In this course, Professor Michael Dillon (Durham University) explores the Cultural Revolution in China through nine key questions: (1) What was the meaning of the name ‘Cultural Revolution’?; (2) Why did Mao launch the Cultural Revolution when he did?; (3) Is it accurate to describe the Cultural Revolution as the ‘decade of disaster’?; (4) To what extent were Mao’s motives ideological rather than political?; (5) What was the role of the Red Guards in Mao’s strategy?; (6) Why was traditional Chinese culture a prime target in the Cultural Revolution?; (7) What part did Mao’s wife, Jiang Qing, play in the Cultural Revolution?; (8) How important was Lin Biao in the Cultural Revolution?; and (9) To what extent was the Cultural Revolution a success?

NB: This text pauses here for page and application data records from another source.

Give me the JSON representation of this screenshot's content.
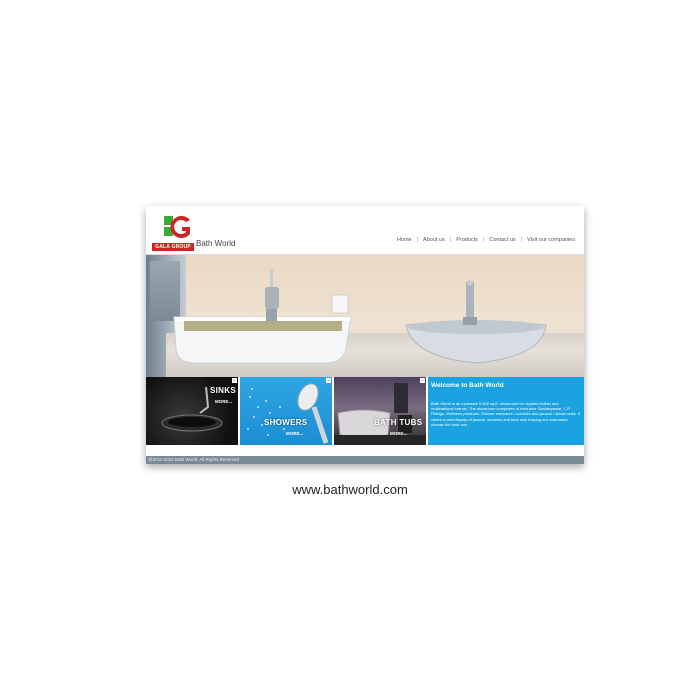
{
  "header": {
    "logo_text": "GALA GROUP",
    "brand": "Bath World",
    "nav": [
      "Home",
      "About us",
      "Products",
      "Contact us",
      "Visit our companies"
    ],
    "nav_separator": "|"
  },
  "tiles": [
    {
      "label": "SINKS",
      "more": "MORE..."
    },
    {
      "label": "SHOWERS",
      "more": "MORE..."
    },
    {
      "label": "BATH TUBS",
      "more": "MORE..."
    }
  ],
  "welcome": {
    "title": "Welcome to Bath World",
    "body": "Bath World is an exclusive 5,000 sq.ft. showroom for reputed Indian and multinational brands. The showroom comprises of exclusive Sanitaryware, C.P. Fittings, Wellness products, Shower enclosure / cubicles and jacuzzi / steam units. It caters a vast display of jacuzzi, showers and tubs only helping our customers choose the best one."
  },
  "footer": {
    "copyright": "@2011-2012 Bath World. All Rights Reserved"
  },
  "caption": {
    "url": "www.bathworld.com"
  },
  "colors": {
    "accent_blue": "#1aa3e0",
    "logo_red": "#d02424",
    "logo_green": "#3aa935",
    "footer_gray": "#7a8a95"
  }
}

Michael Dillon was founding director of the Centre for Contemporary Chinese Studies at Durham University, where he taught courses on modern China, Chinese history, and Chinese language. He has also been a visiting professor at Tsinghua University, is a fellow of the Royal Historical Society and the Royal Asiatic Society, and a member of the Royal Institute of International Affairs.
Cite this Lecture
Dillon, M. (2020, November 29). China – The Cultural Revolution, 1966-76 - To what extent were Mao’s motives ideological rather than political? [Video]. MASSOLIT. https://www.massolit.io/courses/china-the-cultural-revolution-1966-76/to-what-extent-were-mao-s-motives-ideological-rather-than-political
Dillon, M. "China – The Cultural Revolution, 1966-76 – To what extent were Mao’s motives ideological rather than political?." MASSOLIT, uploaded by MASSOLIT, 29 Nov 2020, https://www.massolit.io/courses/china-the-cultural-revolution-1966-76/to-what-extent-were-mao-s-motives-ideological-rather-than-political